I've been reading a lot lately about the importance of pre-writing and planning. After yesterday's post, I sketched out this story as a straight up "flash fiction" piece and had to laugh at myself. I kept struggling with tenses. Screenplays use the present tense for everything (except certain lines of dialogue) and most fiction is written in the past tense. The 300 words I spewed out were all over the time-space continuum.
What I found, however, was that having written that yesterday, and reflecting on it this morning prior to boarding the train, I was able to write the entire scene straight through without having to stop and think about what was going to happen. I already knew the characters and the start/finish lines. It freed me up to edit and tweak the dialogue and action once it was finished.
Those suggestions about pre-writing? Good advice. I encourage you to take the time to plan your ideas. They don’t stifle creativity if you understand planning is about picking a place to start and end with an idea of what you want to cover along the way. Be willing to veer off the path when it seems like a good idea, if you get lost it won’t matter because… you’ve got a map.

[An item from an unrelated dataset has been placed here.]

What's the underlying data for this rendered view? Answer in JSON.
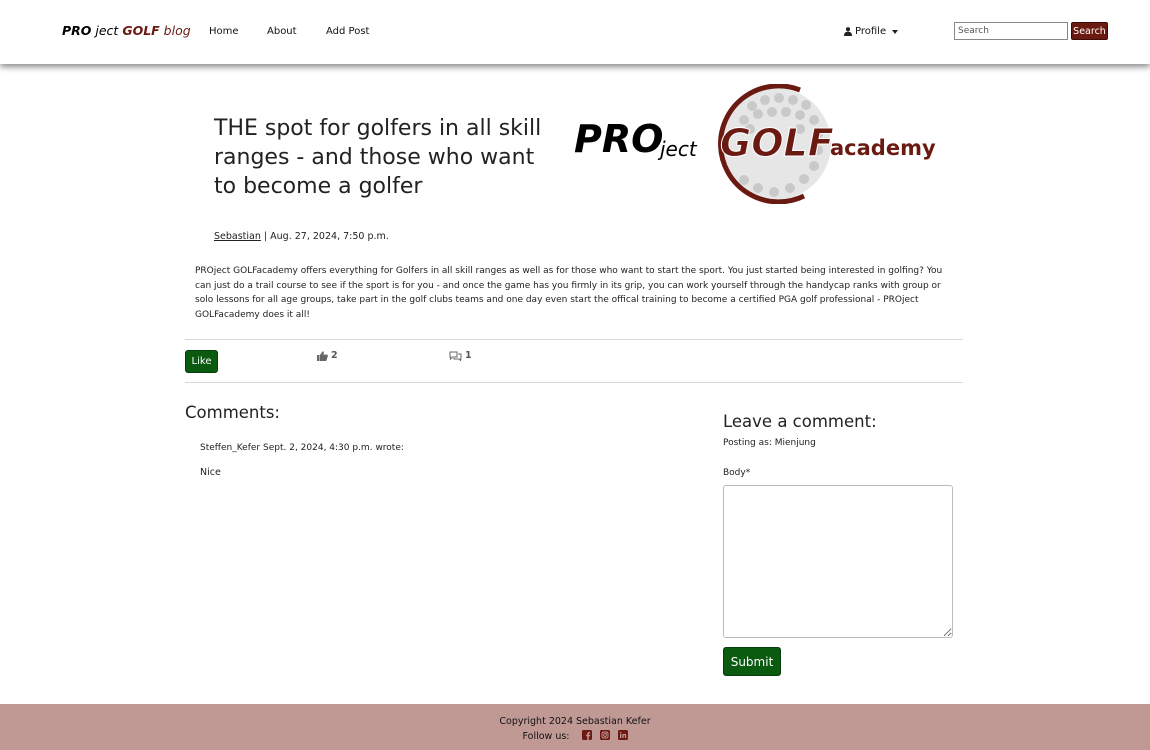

The experts say that a well-crafted scene is like a microcosm of the film itself, with a dramatic arc, conflict, and change for the characters involved. Have I accomplished that? You be the judge – I present the super-short one scene film, “Desserted”.
By Jon Stark
June 14, 2013
INT. CANYON STEAK HOUSE DINING ROOM - DAY
Linen table clothes, real knives, and waiters that bring you water without being asked. The business lunch herd heading back to work.
A thirty something couple lingers with coffee and smiles. We meet KEVIN, rolex and rumpled. LYDIA in black dress and careful make-up.
You know you want some, just get it.
She looks up from the dessert menu. Locks on his smile.
It's why we come here.
I don't think I do.
Then why do you keep looking at it?
Because right now I want it.
It's later I won't.
You're a nut.
She draws back.
I'm serious. Right now it looks delicious and if I get it I'll probably enjoy every moment, but I know that I don't really want it. When I'm done I'll...
He leans in, reaches for her hand. She pulls it away, but holds his gaze.
So now you're saying you don't like cheese cake?
You don't get it. When we came here it was all I could think about... but right now, even looking at it, even wanting it, I know that I'll regret it the next time I put my dress on.
He stifles a chuckle. Then, comprehension, arriving fashionably late.
Her eyes are full - of color, of tears, of him.
Every time I look in the mirror I ask myself why I keep coming back here.
He turns away, looking at anything but her. The waiter reengages, misreading his helpless face.
Are we interested in anything else this afternoon? Perhaps the chocolate cherry cheese cake?
Kevin stares at her hopefully. She looks down, following the path of her tears.
No. It looks like we're finished here.